When spoken aloud, unless emphasised, both will sound like the contracted confidn't (sorry, I haven't studied the pronunciation symbols). Many people—especially those who are aware or observant of its French roots—may increase the emphasis on the -ant part of confidant (and soften the -t), in recognition of those roots.

Now I have looked up an explicit definition of homophone, I would say that the two words do qualify as homophones, in that they are both words that pronounced the same but differ in meaning, derivation or spelling)

3I can honestly say that if you pronounce confidant with a schwa in the final syllable, I won't understand you. These two words may be homophones in your dialect, but I suspect you may be in a minority in that regard. – Dawood ibn Kareem – 2019-07-04T01:26:21.517

2In matters of pronunciation it is useful to say where you live and where you learned English. For example, I'm a lifelong speaker of American English and do not recall ever hearing confidant pronounced in any way that could be mistaken for confident, but regional pronunciations of the same word often differ and it could well be that you are from a region where the two words are pronounced the same.
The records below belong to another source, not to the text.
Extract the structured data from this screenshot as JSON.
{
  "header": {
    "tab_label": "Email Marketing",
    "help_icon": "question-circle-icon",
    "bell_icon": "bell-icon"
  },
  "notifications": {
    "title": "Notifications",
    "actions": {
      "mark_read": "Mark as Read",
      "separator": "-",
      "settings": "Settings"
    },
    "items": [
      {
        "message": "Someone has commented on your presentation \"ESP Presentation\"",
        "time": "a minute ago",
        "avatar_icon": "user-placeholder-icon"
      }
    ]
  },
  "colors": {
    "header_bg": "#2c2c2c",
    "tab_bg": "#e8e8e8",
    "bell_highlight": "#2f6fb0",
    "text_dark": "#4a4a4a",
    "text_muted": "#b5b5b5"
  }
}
My curiosity is piqued. – David K – 2019-07-04T02:40:56.230

I'm a native UK English speaker (and certainly not an academic), and I've heard it (and would understand it) both ways. For me, the words are so different in meaning that the context of the sentence would make it obvious -- even "my confident confidant" is going to make sense. I've tried to describe that the noun can be emphasised in deference to its French roots. Where I come from, to overtly Frenchify it could sound theatrical or elitist and may open the speaker up for some mild ridicule, but that may say more about the company I keep! – jimbobmcgee – 2019-07-04T12:09:51.773
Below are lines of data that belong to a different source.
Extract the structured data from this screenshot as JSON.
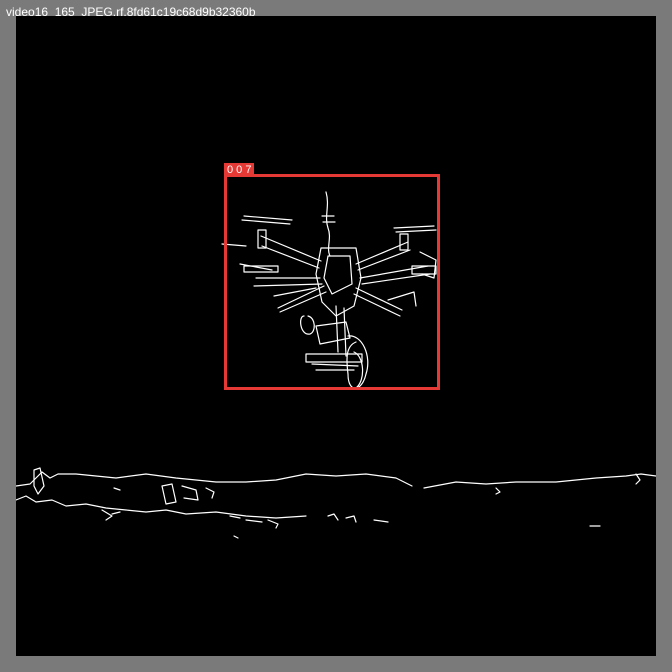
{
  "image": {
    "filename": "video16_165_JPEG.rf.8fd61c19c68d9b32360b"
  },
  "detection": {
    "label": "0 0 7"
  },
  "colors": {
    "frame": "#7a7a7a",
    "canvas": "#000000",
    "edges": "#ffffff",
    "bbox": "#e53935"
  }
}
3

This is a job for Youglish! Or it would be if the word "confident" wasn't so often mistyped as "confidant"... So I can see why they'd be mistaken for homophones, but they are slightly different in pronunciation. The easiest way to identify the typos on Youglish is to understand that confident is an adjective and the related noun is "confidence". Confidant on the other hand, is a noun.

I can also say with some confidence (and thanks to Google's ngrams) that "confident" is a lot more common than "confidant".
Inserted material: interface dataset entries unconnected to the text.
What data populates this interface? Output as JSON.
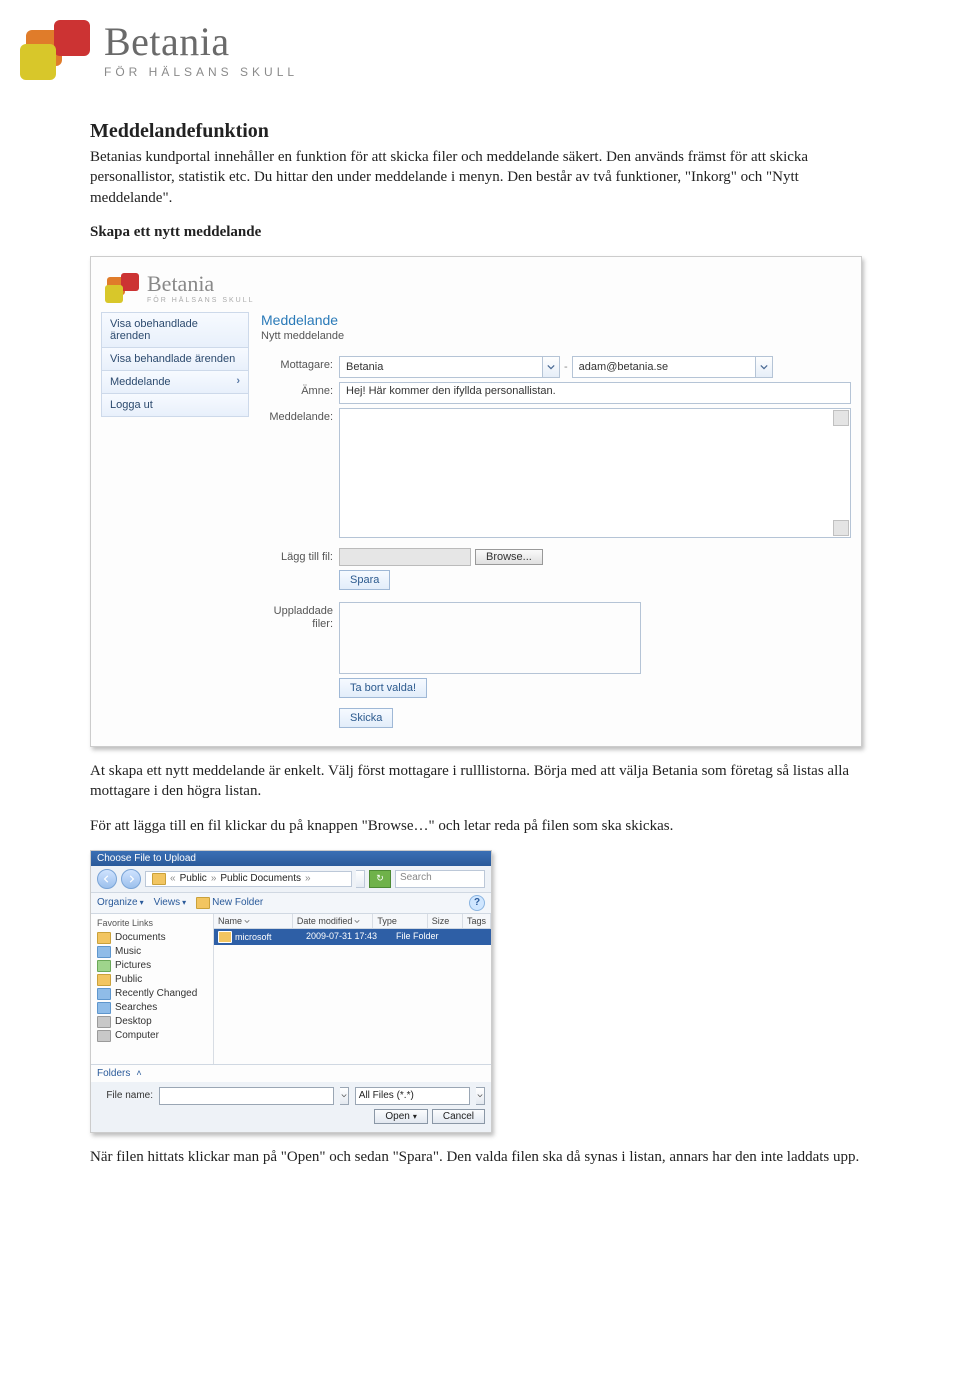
{
  "header": {
    "brand_name": "Betania",
    "brand_tagline": "FÖR HÄLSANS SKULL"
  },
  "doc": {
    "title": "Meddelandefunktion",
    "intro": "Betanias kundportal innehåller en funktion för att skicka filer och meddelande säkert. Den används främst för att skicka personallistor, statistik etc. Du hittar den under meddelande i menyn. Den består av två funktioner, \"Inkorg\" och \"Nytt meddelande\".",
    "create_heading": "Skapa ett nytt meddelande",
    "after_shot1_p1": "At skapa ett nytt meddelande är enkelt. Välj först mottagare i rulllistorna. Börja med att välja Betania som företag så listas alla mottagare i den högra listan.",
    "after_shot1_p2": "För att lägga till en fil klickar du på knappen \"Browse…\" och letar reda på filen som ska skickas.",
    "after_shot2": "När filen hittats klickar man på \"Open\" och sedan \"Spara\". Den valda filen ska då synas i listan, annars har den inte laddats upp."
  },
  "app": {
    "brand_name": "Betania",
    "brand_tagline": "FÖR HÄLSANS SKULL",
    "side_items": [
      "Visa obehandlade ärenden",
      "Visa behandlade ärenden",
      "Meddelande",
      "Logga ut"
    ],
    "main_title": "Meddelande",
    "main_sub": "Nytt meddelande",
    "labels": {
      "recipient": "Mottagare:",
      "subject": "Ämne:",
      "message": "Meddelande:",
      "addfile": "Lägg till fil:",
      "uploaded": "Uppladdade filer:"
    },
    "recipient_company": "Betania",
    "recipient_email": "adam@betania.se",
    "subject_value": "Hej! Här kommer den ifyllda personallistan.",
    "buttons": {
      "browse": "Browse...",
      "save": "Spara",
      "remove": "Ta bort valda!",
      "send": "Skicka"
    }
  },
  "dialog": {
    "title": "Choose File to Upload",
    "crumb_root": "Public",
    "crumb_leaf": "Public Documents",
    "search_placeholder": "Search",
    "toolbar": {
      "organize": "Organize",
      "views": "Views",
      "newfolder": "New Folder"
    },
    "fav_header": "Favorite Links",
    "fav_items": [
      "Documents",
      "Music",
      "Pictures",
      "Public",
      "Recently Changed",
      "Searches",
      "Desktop",
      "Computer"
    ],
    "folders_label": "Folders",
    "columns": [
      "Name",
      "Date modified",
      "Type",
      "Size",
      "Tags"
    ],
    "row": {
      "name": "microsoft",
      "date": "2009-07-31 17:43",
      "type": "File Folder"
    },
    "filename_label": "File name:",
    "filter": "All Files (*.*)",
    "open": "Open",
    "cancel": "Cancel"
  }
}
My first thought when you mentioned "confidant" was the song "Thank you for being a friend", which includes the word in the first verse. When I have to say the word, that is the way I think of it (i.e. very little "t" sound in it, closer to French pronunciation).

I know I really shouldn't but I just wanted to say that I joined this community simply so I could say how much I appreciate the punning. Well played. But I do wonder: is the word 'confident' really mistyped as 'confidant'? My eyes zoom in on errors (and things I’m looking for even things I don't know exactly what I’m looking for - but that's another story entirely) and I don't believe I have ever seen that error. But now I’m not so confident... Well I am but I do find it interesting given that I see lots of typos but not that one. I can see how it would happen though: an off by one, really. – Pryftan – 2019-07-04T00:28:53.313

@Pryftan, thanks! Frankly, I’m not sure if it’s "mistyped" or if youglish uses some speech-to-text software that picks things up incorrectly in some accents, but the first 3 examples it gave me for "confidant" were definitely "confident" going by the context. – Pam – 2019-07-04T07:35:29.160

Interesting. I honestly don't know but then again I don't know anything about 'Youglish'. I was more thinking it was a common typo in general but maybe you meant in that program itself. In which case I do not know. Even if it's not I do not know only that it's not a typo I see very often. That doesn't mean much though. – Pryftan – 2019-07-16T20:45:15.993

0

Not homophones. ConfidAnt sounds French with a wider A, like pendant, vacant, but with accent on A Confident sounds normal , like student, president.

2To my BrEng ears, pedant & vacant match student & president, no hint of a 'French A', all are a simple schwa ə. – gone fishin' again. – 2019-07-04T07:38:09.840

Whereas to my Br English ears, there is a subtle difference in the examples. As with all accents, YMMV. – Wenlocke – 2019-07-04T10:57:30.067